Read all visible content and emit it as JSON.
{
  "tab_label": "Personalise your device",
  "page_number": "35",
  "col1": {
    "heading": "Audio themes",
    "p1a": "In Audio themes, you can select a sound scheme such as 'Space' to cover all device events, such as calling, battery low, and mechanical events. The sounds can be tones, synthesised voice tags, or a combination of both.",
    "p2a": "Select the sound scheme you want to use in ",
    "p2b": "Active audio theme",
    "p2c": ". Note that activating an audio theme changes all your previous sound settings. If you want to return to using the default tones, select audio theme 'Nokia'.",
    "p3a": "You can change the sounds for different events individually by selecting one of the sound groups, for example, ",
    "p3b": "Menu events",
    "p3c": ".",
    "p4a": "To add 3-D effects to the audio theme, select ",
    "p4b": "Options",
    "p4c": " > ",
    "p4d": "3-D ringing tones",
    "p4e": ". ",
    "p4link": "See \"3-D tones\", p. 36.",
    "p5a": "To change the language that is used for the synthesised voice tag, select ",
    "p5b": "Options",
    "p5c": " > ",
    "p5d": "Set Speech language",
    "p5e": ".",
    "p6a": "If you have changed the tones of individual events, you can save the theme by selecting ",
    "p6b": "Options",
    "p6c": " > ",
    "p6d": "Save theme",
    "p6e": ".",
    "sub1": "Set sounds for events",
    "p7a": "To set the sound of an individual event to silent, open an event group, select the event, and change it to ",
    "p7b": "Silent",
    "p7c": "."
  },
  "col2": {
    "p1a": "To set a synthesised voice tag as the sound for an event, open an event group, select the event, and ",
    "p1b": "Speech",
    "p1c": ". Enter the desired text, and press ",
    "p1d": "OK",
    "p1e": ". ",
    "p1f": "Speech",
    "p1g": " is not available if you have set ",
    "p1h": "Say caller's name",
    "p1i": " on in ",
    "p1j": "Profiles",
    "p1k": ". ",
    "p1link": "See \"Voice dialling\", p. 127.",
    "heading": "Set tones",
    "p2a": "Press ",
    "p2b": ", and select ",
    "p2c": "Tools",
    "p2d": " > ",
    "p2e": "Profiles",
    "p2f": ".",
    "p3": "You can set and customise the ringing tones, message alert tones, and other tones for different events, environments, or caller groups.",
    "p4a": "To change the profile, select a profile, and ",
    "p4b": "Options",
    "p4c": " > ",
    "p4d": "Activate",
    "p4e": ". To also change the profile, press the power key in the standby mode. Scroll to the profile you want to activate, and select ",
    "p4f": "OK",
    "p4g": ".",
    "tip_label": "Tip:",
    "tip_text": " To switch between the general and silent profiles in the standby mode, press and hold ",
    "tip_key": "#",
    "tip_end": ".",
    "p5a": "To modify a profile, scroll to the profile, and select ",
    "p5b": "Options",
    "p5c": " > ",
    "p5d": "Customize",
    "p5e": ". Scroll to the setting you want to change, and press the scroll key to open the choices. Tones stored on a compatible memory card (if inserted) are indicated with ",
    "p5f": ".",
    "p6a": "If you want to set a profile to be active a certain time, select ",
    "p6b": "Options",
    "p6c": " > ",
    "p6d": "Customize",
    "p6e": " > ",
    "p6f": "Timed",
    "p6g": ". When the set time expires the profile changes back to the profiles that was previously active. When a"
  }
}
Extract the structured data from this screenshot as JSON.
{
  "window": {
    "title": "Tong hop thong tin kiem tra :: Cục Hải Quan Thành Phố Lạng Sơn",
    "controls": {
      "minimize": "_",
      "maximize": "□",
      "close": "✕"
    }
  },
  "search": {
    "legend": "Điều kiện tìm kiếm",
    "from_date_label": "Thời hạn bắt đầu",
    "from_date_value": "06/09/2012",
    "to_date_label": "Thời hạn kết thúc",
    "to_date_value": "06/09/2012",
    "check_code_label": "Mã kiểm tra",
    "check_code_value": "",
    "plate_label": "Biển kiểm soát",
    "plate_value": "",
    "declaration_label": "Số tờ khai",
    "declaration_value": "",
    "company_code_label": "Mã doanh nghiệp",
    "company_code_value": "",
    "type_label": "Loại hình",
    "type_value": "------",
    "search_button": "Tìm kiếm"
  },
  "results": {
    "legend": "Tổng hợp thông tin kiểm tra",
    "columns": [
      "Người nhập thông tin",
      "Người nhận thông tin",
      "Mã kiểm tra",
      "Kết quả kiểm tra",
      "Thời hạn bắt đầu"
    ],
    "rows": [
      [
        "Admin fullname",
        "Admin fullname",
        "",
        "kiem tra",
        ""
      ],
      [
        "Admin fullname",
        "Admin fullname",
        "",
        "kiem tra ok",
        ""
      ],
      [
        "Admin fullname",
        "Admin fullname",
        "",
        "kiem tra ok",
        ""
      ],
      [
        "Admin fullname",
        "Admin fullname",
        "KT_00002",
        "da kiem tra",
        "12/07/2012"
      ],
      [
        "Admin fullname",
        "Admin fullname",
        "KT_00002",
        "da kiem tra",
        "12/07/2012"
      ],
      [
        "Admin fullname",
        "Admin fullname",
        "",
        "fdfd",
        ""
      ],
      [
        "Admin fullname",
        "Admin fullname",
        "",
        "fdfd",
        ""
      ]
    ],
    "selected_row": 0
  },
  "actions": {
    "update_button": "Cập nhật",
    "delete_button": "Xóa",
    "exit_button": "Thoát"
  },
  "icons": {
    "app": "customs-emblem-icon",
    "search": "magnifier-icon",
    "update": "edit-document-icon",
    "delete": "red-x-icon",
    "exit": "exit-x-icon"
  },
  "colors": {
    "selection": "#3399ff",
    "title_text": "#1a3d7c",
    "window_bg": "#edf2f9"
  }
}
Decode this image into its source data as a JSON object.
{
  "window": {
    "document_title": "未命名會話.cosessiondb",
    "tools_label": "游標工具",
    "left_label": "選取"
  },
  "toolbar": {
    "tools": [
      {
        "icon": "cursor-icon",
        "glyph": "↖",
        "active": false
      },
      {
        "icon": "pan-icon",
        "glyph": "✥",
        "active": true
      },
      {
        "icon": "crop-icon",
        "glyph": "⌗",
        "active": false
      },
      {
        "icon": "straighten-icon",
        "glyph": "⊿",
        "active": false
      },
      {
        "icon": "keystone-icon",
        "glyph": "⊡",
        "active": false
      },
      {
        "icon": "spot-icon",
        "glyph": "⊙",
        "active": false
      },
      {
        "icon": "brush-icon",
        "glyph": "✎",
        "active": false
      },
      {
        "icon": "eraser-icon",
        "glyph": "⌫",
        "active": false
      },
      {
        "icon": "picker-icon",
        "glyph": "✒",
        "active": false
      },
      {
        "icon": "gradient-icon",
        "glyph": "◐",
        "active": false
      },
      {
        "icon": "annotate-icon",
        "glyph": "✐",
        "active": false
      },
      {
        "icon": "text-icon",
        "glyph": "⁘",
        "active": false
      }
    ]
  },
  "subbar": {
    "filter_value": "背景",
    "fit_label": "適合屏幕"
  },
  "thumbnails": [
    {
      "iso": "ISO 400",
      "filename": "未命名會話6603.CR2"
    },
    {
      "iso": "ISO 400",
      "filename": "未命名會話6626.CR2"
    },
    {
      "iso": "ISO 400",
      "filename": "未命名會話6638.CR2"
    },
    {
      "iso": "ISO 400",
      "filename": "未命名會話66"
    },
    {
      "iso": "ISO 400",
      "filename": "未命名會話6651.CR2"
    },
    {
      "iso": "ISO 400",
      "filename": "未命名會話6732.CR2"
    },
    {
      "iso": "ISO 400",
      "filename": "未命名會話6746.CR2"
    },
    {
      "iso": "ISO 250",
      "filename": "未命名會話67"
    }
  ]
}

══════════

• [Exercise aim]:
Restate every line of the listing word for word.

• [Answer section]:
Read all visible content and emit it as JSON.
{
  "tab_label": "Personalise your device",
  "page_number": "35",
  "col1": {
    "heading": "Audio themes",
    "p1a": "In Audio themes, you can select a sound scheme such as 'Space' to cover all device events, such as calling, battery low, and mechanical events. The sounds can be tones, synthesised voice tags, or a combination of both.",
    "p2a": "Select the sound scheme you want to use in ",
    "p2b": "Active audio theme",
    "p2c": ". Note that activating an audio theme changes all your previous sound settings. If you want to return to using the default tones, select audio theme 'Nokia'.",
    "p3a": "You can change the sounds for different events individually by selecting one of the sound groups, for example, ",
    "p3b": "Menu events",
    "p3c": ".",
    "p4a": "To add 3-D effects to the audio theme, select ",
    "p4b": "Options",
    "p4c": " > ",
    "p4d": "3-D ringing tones",
    "p4e": ". ",
    "p4link": "See \"3-D tones\", p. 36.",
    "p5a": "To change the language that is used for the synthesised voice tag, select ",
    "p5b": "Options",
    "p5c": " > ",
    "p5d": "Set Speech language",
    "p5e": ".",
    "p6a": "If you have changed the tones of individual events, you can save the theme by selecting ",
    "p6b": "Options",
    "p6c": " > ",
    "p6d": "Save theme",
    "p6e": ".",
    "sub1": "Set sounds for events",
    "p7a": "To set the sound of an individual event to silent, open an event group, select the event, and change it to ",
    "p7b": "Silent",
    "p7c": "."
  },
  "col2": {
    "p1a": "To set a synthesised voice tag as the sound for an event, open an event group, select the event, and ",
    "p1b": "Speech",
    "p1c": ". Enter the desired text, and press ",
    "p1d": "OK",
    "p1e": ". ",
    "p1f": "Speech",
    "p1g": " is not available if you have set ",
    "p1h": "Say caller's name",
    "p1i": " on in ",
    "p1j": "Profiles",
    "p1k": ". ",
    "p1link": "See \"Voice dialling\", p. 127.",
    "heading": "Set tones",
    "p2a": "Press ",
    "p2b": ", and select ",
    "p2c": "Tools",
    "p2d": " > ",
    "p2e": "Profiles",
    "p2f": ".",
    "p3": "You can set and customise the ringing tones, message alert tones, and other tones for different events, environments, or caller groups.",
    "p4a": "To change the profile, select a profile, and ",
    "p4b": "Options",
    "p4c": " > ",
    "p4d": "Activate",
    "p4e": ". To also change the profile, press the power key in the standby mode. Scroll to the profile you want to activate, and select ",
    "p4f": "OK",
    "p4g": ".",
    "tip_label": "Tip:",
    "tip_text": " To switch between the general and silent profiles in the standby mode, press and hold ",
    "tip_key": "#",
    "tip_end": ".",
    "p5a": "To modify a profile, scroll to the profile, and select ",
    "p5b": "Options",
    "p5c": " > ",
    "p5d": "Customize",
    "p5e": ". Scroll to the setting you want to change, and press the scroll key to open the choices. Tones stored on a compatible memory card (if inserted) are indicated with ",
    "p5f": ".",
    "p6a": "If you want to set a profile to be active a certain time, select ",
    "p6b": "Options",
    "p6c": " > ",
    "p6d": "Customize",
    "p6e": " > ",
    "p6f": "Timed",
    "p6g": ". When the set time expires the profile changes back to the profiles that was previously active. When a"
  }
}
Extract the structured data from this screenshot as JSON.
{
  "window": {
    "title": "Tong hop thong tin kiem tra :: Cục Hải Quan Thành Phố Lạng Sơn",
    "controls": {
      "minimize": "_",
      "maximize": "□",
      "close": "✕"
    }
  },
  "search": {
    "legend": "Điều kiện tìm kiếm",
    "from_date_label": "Thời hạn bắt đầu",
    "from_date_value": "06/09/2012",
    "to_date_label": "Thời hạn kết thúc",
    "to_date_value": "06/09/2012",
    "check_code_label": "Mã kiểm tra",
    "check_code_value": "",
    "plate_label": "Biển kiểm soát",
    "plate_value": "",
    "declaration_label": "Số tờ khai",
    "declaration_value": "",
    "company_code_label": "Mã doanh nghiệp",
    "company_code_value": "",
    "type_label": "Loại hình",
    "type_value": "------",
    "search_button": "Tìm kiếm"
  },
  "results": {
    "legend": "Tổng hợp thông tin kiểm tra",
    "columns": [
      "Người nhập thông tin",
      "Người nhận thông tin",
      "Mã kiểm tra",
      "Kết quả kiểm tra",
      "Thời hạn bắt đầu"
    ],
    "rows": [
      [
        "Admin fullname",
        "Admin fullname",
        "",
        "kiem tra",
        ""
      ],
      [
        "Admin fullname",
        "Admin fullname",
        "",
        "kiem tra ok",
        ""
      ],
      [
        "Admin fullname",
        "Admin fullname",
        "",
        "kiem tra ok",
        ""
      ],
      [
        "Admin fullname",
        "Admin fullname",
        "KT_00002",
        "da kiem tra",
        "12/07/2012"
      ],
      [
        "Admin fullname",
        "Admin fullname",
        "KT_00002",
        "da kiem tra",
        "12/07/2012"
      ],
      [
        "Admin fullname",
        "Admin fullname",
        "",
        "fdfd",
        ""
      ],
      [
        "Admin fullname",
        "Admin fullname",
        "",
        "fdfd",
        ""
      ]
    ],
    "selected_row": 0
  },
  "actions": {
    "update_button": "Cập nhật",
    "delete_button": "Xóa",
    "exit_button": "Thoát"
  },
  "icons": {
    "app": "customs-emblem-icon",
    "search": "magnifier-icon",
    "update": "edit-document-icon",
    "delete": "red-x-icon",
    "exit": "exit-x-icon"
  },
  "colors": {
    "selection": "#3399ff",
    "title_text": "#1a3d7c",
    "window_bg": "#edf2f9"
  }
}
Decode this image into its source data as a JSON object.
{
  "window": {
    "document_title": "未命名會話.cosessiondb",
    "tools_label": "游標工具",
    "left_label": "選取"
  },
  "toolbar": {
    "tools": [
      {
        "icon": "cursor-icon",
        "glyph": "↖",
        "active": false
      },
      {
        "icon": "pan-icon",
        "glyph": "✥",
        "active": true
      },
      {
        "icon": "crop-icon",
        "glyph": "⌗",
        "active": false
      },
      {
        "icon": "straighten-icon",
        "glyph": "⊿",
        "active": false
      },
      {
        "icon": "keystone-icon",
        "glyph": "⊡",
        "active": false
      },
      {
        "icon": "spot-icon",
        "glyph": "⊙",
        "active": false
      },
      {
        "icon": "brush-icon",
        "glyph": "✎",
        "active": false
      },
      {
        "icon": "eraser-icon",
        "glyph": "⌫",
        "active": false
      },
      {
        "icon": "picker-icon",
        "glyph": "✒",
        "active": false
      },
      {
        "icon": "gradient-icon",
        "glyph": "◐",
        "active": false
      },
      {
        "icon": "annotate-icon",
        "glyph": "✐",
        "active": false
      },
      {
        "icon": "text-icon",
        "glyph": "⁘",
        "active": false
      }
    ]
  },
  "subbar": {
    "filter_value": "背景",
    "fit_label": "適合屏幕"
  },
  "thumbnails": [
    {
      "iso": "ISO 400",
      "filename": "未命名會話6603.CR2"
    },
    {
      "iso": "ISO 400",
      "filename": "未命名會話6626.CR2"
    },
    {
      "iso": "ISO 400",
      "filename": "未命名會話6638.CR2"
    },
    {
      "iso": "ISO 400",
      "filename": "未命名會話66"
    },
    {
      "iso": "ISO 400",
      "filename": "未命名會話6651.CR2"
    },
    {
      "iso": "ISO 400",
      "filename": "未命名會話6732.CR2"
    },
    {
      "iso": "ISO 400",
      "filename": "未命名會話6746.CR2"
    },
    {
      "iso": "ISO 250",
      "filename": "未命名會話67"
    }
  ]
}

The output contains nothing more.